One of the reasons women with ADHD have difficulties obtaining a formal diagnosis is that they may not be aware of the condition or may not get the help they need. Although ADHD is not specific to gender, some researchers have found that women with ADHD are more likely to use compensatory behaviors. One example of such behavior is the tendency to forget important events. While women with ADHD are less likely to disrupt classes, they may have problems integrating their roles. They may also have trouble with social interactions, and may even develop depression and anxiety disorders. They may also use substances, including alcohol and drugs. They may also be more likely to develop sexually transmitted diseases and early pregnancy.
They may engage in risky sexual behavior
Studies have found that women with attention deficit hyperactivity disorder may engage in risky sexual behavior. These findings are consistent with observations made by experts in the field. However, women with ADHD should be aware of the risks. Listed below are some signs that may indicate a risky sexual behavior.
Women with ADHD may engage in risky sexual behavior at an earlier age and are more likely to have multiple partners. This increases their risk of developing STDs. They may also experience increased risk of sexual exploitation, as well as being viewed as promiscuous. Furthermore, risky sexual behavior may result in increased social stigma, which can lead to decreased educational opportunities.

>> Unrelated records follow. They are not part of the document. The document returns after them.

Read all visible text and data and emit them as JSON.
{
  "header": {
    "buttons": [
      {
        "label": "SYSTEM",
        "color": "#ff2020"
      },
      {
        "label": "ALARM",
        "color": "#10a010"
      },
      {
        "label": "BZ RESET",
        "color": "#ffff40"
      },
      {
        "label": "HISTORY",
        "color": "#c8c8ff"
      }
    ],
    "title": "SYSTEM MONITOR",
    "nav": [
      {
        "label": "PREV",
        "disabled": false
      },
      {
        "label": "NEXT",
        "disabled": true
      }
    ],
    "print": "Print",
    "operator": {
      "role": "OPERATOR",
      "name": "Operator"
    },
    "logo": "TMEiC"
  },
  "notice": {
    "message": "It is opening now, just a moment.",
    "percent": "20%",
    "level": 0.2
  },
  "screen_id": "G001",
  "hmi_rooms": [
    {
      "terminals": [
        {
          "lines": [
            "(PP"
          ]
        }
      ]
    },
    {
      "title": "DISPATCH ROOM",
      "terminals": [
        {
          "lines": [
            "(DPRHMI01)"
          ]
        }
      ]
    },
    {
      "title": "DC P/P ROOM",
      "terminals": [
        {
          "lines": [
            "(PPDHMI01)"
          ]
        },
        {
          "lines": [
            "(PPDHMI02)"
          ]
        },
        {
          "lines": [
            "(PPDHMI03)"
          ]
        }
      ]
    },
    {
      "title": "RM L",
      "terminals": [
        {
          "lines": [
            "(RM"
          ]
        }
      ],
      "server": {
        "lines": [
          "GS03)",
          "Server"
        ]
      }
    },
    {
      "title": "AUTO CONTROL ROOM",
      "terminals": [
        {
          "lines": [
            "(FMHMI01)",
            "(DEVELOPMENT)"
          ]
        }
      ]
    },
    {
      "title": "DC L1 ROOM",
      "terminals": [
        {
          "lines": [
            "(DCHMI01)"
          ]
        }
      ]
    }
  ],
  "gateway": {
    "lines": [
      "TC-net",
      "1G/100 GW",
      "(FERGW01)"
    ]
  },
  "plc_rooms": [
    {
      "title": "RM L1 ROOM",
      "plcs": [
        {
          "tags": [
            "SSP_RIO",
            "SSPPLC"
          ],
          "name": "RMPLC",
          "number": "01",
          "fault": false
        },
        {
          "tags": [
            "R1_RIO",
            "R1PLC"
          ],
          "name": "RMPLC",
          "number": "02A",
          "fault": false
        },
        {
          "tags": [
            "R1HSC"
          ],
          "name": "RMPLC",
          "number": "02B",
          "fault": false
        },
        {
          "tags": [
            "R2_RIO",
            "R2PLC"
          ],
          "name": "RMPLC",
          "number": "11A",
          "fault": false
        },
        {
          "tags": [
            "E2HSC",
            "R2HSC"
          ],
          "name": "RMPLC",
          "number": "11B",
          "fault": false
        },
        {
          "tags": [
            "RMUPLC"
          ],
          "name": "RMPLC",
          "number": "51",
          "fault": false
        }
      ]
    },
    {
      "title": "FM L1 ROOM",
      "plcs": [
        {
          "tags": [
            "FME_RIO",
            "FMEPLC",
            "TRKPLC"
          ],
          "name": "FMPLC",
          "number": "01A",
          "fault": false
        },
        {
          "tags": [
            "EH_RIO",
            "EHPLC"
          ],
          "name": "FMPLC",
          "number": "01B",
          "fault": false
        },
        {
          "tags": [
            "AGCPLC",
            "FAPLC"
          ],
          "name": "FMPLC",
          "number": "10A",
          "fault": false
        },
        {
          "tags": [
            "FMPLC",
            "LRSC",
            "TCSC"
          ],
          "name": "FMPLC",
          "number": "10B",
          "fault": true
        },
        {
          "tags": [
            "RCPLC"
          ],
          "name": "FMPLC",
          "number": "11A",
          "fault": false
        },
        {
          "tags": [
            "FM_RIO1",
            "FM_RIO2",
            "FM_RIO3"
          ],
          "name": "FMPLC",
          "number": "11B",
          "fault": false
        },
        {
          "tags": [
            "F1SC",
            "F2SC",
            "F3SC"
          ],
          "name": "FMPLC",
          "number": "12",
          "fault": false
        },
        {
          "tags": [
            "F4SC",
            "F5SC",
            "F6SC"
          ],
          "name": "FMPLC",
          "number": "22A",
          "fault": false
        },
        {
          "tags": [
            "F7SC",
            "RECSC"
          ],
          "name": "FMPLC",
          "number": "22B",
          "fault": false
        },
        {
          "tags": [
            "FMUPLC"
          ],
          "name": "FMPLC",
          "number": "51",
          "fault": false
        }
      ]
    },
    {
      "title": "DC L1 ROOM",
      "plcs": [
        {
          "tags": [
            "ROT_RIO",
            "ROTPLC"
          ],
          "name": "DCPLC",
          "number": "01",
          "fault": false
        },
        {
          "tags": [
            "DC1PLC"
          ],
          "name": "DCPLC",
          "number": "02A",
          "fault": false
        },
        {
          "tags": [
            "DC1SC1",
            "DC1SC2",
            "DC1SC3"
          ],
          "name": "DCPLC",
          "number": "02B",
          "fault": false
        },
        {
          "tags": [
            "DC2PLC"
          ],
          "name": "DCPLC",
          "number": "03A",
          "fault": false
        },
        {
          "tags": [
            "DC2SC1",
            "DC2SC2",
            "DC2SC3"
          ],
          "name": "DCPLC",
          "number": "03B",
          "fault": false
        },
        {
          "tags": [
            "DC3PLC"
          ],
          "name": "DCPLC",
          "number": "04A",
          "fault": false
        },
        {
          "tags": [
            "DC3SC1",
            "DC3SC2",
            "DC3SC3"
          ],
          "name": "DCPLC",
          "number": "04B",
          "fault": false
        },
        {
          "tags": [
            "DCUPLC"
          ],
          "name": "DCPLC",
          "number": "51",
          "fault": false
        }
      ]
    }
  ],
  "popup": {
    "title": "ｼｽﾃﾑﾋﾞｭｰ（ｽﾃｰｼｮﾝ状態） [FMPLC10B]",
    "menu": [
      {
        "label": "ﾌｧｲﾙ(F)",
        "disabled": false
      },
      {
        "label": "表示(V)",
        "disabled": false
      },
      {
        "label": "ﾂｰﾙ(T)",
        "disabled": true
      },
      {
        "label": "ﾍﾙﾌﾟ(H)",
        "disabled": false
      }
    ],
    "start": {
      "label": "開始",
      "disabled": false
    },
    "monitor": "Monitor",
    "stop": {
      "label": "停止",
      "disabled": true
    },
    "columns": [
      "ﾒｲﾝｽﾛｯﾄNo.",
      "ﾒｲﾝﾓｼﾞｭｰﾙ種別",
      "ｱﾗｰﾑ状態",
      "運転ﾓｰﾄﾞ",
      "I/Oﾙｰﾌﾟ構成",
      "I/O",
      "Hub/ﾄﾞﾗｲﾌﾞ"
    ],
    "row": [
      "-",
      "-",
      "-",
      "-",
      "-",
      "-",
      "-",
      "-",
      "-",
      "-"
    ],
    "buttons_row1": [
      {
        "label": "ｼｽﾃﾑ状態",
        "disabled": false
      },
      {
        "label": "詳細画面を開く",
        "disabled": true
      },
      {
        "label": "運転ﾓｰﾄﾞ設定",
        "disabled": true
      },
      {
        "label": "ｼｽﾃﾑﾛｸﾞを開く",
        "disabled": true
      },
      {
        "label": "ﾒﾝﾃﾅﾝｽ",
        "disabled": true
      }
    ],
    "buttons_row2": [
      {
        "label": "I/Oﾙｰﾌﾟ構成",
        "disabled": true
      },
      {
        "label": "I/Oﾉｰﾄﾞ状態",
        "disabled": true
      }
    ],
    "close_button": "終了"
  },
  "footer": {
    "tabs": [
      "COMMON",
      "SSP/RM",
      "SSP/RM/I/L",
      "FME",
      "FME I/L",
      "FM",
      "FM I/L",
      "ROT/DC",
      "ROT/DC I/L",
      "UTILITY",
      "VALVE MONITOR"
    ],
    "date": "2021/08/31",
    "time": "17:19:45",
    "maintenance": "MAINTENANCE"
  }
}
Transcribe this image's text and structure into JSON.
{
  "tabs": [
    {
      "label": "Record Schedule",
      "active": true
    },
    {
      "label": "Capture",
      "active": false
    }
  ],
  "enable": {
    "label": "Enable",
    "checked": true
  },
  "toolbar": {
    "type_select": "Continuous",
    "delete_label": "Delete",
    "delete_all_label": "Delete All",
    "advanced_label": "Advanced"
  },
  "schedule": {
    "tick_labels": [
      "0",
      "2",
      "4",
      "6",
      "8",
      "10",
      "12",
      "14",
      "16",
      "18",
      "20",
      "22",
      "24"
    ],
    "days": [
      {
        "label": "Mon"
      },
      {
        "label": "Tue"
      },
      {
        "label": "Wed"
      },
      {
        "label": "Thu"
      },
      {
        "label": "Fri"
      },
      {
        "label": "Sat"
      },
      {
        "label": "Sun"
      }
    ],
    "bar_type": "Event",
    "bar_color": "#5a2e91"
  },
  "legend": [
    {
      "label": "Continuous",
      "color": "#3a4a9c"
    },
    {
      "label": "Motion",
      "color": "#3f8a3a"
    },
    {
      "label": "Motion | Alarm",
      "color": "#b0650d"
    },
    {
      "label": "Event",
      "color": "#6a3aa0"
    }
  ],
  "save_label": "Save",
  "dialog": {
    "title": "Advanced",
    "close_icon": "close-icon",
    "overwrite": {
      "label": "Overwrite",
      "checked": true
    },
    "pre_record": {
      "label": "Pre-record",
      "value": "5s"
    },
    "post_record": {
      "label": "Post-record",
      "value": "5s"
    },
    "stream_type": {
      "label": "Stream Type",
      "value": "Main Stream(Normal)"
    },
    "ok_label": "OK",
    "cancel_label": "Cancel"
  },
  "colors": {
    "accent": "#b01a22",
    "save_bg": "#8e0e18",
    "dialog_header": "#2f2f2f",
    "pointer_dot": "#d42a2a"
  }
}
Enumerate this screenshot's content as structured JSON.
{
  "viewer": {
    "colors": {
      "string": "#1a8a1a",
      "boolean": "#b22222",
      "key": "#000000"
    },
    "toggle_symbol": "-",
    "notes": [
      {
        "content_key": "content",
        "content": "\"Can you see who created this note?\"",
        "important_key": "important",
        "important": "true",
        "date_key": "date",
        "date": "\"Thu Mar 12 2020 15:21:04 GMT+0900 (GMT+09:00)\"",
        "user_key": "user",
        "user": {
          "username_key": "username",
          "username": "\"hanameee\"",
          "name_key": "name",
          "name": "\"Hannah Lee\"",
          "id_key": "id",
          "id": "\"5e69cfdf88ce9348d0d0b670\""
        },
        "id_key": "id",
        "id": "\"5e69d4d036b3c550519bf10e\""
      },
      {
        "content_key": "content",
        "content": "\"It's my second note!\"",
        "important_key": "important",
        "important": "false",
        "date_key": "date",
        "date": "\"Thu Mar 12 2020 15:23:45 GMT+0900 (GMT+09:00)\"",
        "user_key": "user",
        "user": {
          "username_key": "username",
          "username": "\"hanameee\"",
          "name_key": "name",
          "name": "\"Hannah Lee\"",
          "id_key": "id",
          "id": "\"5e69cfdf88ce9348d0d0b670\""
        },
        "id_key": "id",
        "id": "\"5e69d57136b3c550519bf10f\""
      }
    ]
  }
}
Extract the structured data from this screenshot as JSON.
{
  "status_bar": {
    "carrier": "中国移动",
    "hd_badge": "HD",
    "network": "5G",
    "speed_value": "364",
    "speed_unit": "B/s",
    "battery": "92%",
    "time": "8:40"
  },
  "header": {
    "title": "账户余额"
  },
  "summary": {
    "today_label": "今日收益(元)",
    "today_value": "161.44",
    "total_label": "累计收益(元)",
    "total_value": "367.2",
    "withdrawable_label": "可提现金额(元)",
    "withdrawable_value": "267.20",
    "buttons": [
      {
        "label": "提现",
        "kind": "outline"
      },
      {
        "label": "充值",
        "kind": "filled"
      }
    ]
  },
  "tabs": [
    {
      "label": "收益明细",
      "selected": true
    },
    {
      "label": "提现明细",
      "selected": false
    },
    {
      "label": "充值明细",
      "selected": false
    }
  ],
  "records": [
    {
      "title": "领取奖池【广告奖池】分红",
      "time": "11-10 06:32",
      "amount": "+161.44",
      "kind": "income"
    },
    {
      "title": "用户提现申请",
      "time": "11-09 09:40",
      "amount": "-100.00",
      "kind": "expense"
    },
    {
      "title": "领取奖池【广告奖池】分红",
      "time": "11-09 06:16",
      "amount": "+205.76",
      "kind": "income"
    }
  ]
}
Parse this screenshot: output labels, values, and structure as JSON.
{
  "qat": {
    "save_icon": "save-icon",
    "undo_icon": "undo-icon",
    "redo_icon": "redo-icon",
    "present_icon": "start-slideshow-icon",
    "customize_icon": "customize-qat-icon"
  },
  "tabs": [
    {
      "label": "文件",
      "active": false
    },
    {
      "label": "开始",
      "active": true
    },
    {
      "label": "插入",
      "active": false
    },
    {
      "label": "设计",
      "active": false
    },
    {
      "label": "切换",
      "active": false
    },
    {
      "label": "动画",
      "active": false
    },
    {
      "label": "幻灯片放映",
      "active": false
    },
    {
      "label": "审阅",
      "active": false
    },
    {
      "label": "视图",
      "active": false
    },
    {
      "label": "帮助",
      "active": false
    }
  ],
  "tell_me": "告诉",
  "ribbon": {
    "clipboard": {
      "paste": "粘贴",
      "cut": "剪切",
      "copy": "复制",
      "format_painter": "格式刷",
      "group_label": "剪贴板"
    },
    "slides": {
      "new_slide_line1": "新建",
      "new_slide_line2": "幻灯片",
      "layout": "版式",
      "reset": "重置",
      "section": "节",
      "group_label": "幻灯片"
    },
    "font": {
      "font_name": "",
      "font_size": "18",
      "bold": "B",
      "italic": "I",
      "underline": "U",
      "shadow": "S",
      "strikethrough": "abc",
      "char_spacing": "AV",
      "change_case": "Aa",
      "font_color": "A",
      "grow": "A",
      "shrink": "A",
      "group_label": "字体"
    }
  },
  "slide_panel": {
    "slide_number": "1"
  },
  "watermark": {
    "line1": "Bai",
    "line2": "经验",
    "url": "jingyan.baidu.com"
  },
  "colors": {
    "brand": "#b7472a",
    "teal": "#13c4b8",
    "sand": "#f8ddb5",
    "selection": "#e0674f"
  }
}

People with ADHD may have risky sexual behavior because they are not able to regulate their sex drives. This can interfere with intimacy and impair their ability to engage in intercourse. These risky behaviors are particularly dangerous because sexual function depends on both the physical and psychological elements.